Tourists’ Vacation Photos Can Help Researchers Track Endangered Species
Taking photos while whale watching or snapping an image of a zebra in the wild and sharing it on social media is a pastime for many tourists, but in addition to bringing joy to friends and family, these photos can help with the information databases of scientists tracking threatened and endangered species.
Researchers have begun using artificial intelligence (AI) — particularly a system called Wildbook — in their analysis of photos of many species taken by researchers, as well as images taken by vacationers shared publicly on social media, The Science Times reported.
For environmentalists, one of the most difficult obstacles to keeping track of the status of threatened and endangered species is the lack of available data.
“We’re losing biodiversity at an unprecedented rate and we don’t even know how much and what we’re losing,” said director of the Translational Data Analytics Institute at The Ohio State University Tanya Berger-Wolf, as The Ohio State University reported.
Created by Berger-Wolf and her colleagues, Wildbook can identify individual animals of a species by analyzing images using computer algorithms.
“Our AI algorithms can identify individuals using anything striped, spotted, wrinkled or notched – even the shape of a whale’s fluke or the dorsal fin of a dolphin,” said Berger-Wolf, as reported by The Ohio State University.
Berger-Wolf said images contained in Wildbook are their main source of data on killer whales.
“We have millions of images of endangered and threatened animals taken by scientists, camera traps, drones and even tourists,” Berger-Wolf said, as The Ohio State University reported.
“Those images contain a wealth of data that we can extract and analyze to help protect animals and combat extinction,” said Berger-Wolf.
According to Berger-Wolf, extracting animals’ biological information from images taken of wildlife using AI is called “imageomics.”
The status of more than half of the over 142,000 species listed on the IUCN Red List of Threatened Species is not known due to a lack of data or uncertainty as to whether their population numbers are increasing or decreasing.
African elephants are one example of a species whose population has dropped severely due to destruction of habitat and poaching, and keeping track of their numbers is vastly important to their survival.

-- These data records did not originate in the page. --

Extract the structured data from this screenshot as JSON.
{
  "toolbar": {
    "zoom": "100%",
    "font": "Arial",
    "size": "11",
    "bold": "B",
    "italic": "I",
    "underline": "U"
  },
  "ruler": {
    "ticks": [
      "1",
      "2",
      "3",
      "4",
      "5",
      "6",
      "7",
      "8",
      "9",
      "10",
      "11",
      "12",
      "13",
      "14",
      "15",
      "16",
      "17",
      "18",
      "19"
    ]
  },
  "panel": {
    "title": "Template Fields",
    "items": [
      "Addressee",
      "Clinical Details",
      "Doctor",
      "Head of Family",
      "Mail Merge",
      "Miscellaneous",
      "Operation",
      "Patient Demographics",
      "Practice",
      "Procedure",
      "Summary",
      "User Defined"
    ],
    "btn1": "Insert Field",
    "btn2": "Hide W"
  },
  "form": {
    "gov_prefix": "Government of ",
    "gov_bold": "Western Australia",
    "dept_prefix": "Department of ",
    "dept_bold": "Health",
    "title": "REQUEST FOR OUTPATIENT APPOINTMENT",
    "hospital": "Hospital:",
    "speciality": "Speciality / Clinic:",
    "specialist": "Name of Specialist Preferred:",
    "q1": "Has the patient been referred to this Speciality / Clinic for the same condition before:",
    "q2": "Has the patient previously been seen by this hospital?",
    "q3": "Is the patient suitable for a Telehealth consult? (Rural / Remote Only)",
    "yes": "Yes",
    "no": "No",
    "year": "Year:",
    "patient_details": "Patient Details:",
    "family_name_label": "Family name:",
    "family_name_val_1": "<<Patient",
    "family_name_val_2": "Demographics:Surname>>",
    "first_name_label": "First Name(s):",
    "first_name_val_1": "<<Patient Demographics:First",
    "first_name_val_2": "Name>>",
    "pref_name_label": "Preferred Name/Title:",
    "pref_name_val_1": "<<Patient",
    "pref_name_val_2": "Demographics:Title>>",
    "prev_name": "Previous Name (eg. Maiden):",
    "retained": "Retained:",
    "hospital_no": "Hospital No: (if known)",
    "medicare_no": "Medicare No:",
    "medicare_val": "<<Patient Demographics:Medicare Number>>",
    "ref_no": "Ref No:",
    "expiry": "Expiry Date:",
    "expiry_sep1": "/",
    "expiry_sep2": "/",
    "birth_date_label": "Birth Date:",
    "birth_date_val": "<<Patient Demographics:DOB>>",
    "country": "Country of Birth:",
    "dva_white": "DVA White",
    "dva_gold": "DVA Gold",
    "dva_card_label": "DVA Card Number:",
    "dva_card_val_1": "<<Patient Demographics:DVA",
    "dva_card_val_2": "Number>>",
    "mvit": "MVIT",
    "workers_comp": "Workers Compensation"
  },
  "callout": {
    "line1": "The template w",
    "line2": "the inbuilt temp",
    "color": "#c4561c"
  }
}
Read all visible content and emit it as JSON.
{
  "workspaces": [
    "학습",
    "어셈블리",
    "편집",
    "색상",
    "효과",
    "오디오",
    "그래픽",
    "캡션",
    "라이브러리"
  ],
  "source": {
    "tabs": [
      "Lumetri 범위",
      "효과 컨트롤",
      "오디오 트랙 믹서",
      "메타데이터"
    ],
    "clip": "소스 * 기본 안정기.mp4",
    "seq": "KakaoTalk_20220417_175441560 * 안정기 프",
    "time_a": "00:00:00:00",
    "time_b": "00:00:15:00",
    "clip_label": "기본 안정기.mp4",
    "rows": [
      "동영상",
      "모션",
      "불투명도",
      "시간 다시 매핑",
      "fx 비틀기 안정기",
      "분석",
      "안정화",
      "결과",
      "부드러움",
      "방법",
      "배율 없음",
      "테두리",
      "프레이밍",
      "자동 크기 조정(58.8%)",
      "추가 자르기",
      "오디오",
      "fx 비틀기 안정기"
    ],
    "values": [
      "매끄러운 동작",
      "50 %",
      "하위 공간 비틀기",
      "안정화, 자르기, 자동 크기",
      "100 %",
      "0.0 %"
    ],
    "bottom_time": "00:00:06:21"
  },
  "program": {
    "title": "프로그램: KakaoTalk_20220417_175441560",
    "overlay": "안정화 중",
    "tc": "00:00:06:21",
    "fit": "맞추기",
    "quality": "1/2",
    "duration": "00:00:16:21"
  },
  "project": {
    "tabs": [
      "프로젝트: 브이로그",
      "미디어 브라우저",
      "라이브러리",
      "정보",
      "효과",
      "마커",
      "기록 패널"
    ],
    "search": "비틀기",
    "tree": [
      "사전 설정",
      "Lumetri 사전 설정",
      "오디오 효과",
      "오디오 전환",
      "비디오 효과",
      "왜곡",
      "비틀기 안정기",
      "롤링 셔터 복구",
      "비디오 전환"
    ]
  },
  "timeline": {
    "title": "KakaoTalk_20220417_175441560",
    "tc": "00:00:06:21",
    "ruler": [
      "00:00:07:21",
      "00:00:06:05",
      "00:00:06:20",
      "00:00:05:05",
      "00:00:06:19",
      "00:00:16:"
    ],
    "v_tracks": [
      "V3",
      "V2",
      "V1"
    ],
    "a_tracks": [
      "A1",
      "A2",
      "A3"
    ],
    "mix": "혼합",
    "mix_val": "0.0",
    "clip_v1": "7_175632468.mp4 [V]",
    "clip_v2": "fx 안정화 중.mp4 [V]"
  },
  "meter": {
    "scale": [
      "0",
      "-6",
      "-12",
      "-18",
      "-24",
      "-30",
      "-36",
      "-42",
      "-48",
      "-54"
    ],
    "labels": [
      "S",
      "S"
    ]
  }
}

“Accurate monitoring is essential if we’re to save the species,” said computer scientist at the UK’s University of Bath Dr. Olga Isupova, according to a University of Bath press release concerning the use of satellite imagery aided by computer algorithms in surveys of endangered wildlife. “We need to know where the animals are and how many there are.”
Keeping track of the population numbers and locations of the elephants using collars and tags isn’t nearly as accurate or even feasible as using imageomics.
“We don’t have enough GPS collars and satellite tags to monitor all the elephants and answer those questions,” said Berger-Wolf, according to The Ohio State University. “But we can use AI techniques such as machine learning to analyze images of elephants to provide much of the information we need.”
Wildbooks exist for many species, including turtles, giraffes and sharks.
Berger-Wolf said that many photos people take while on vacation and share publicly on social media can appear in Wildbook and provide important information such as the species’ social interactions and range, The Ohio State University reported.
“We’re teaching machines to see things in images that humans may have missed or can’t see,” Berger-Wolf added, as reported by The Ohio State University.
An important consideration with the continued use of AI is that the information it gathers doesn’t fall into the hands of poachers and that researchers use the data collaboratively.
“We have to make sure that it is a human-machine partnership in which humans trust the AI. The AI should, by design, be participatory, connecting among the people, among the data and among the geographical locations,” said Berger-Wolf, as The Ohio State University reported.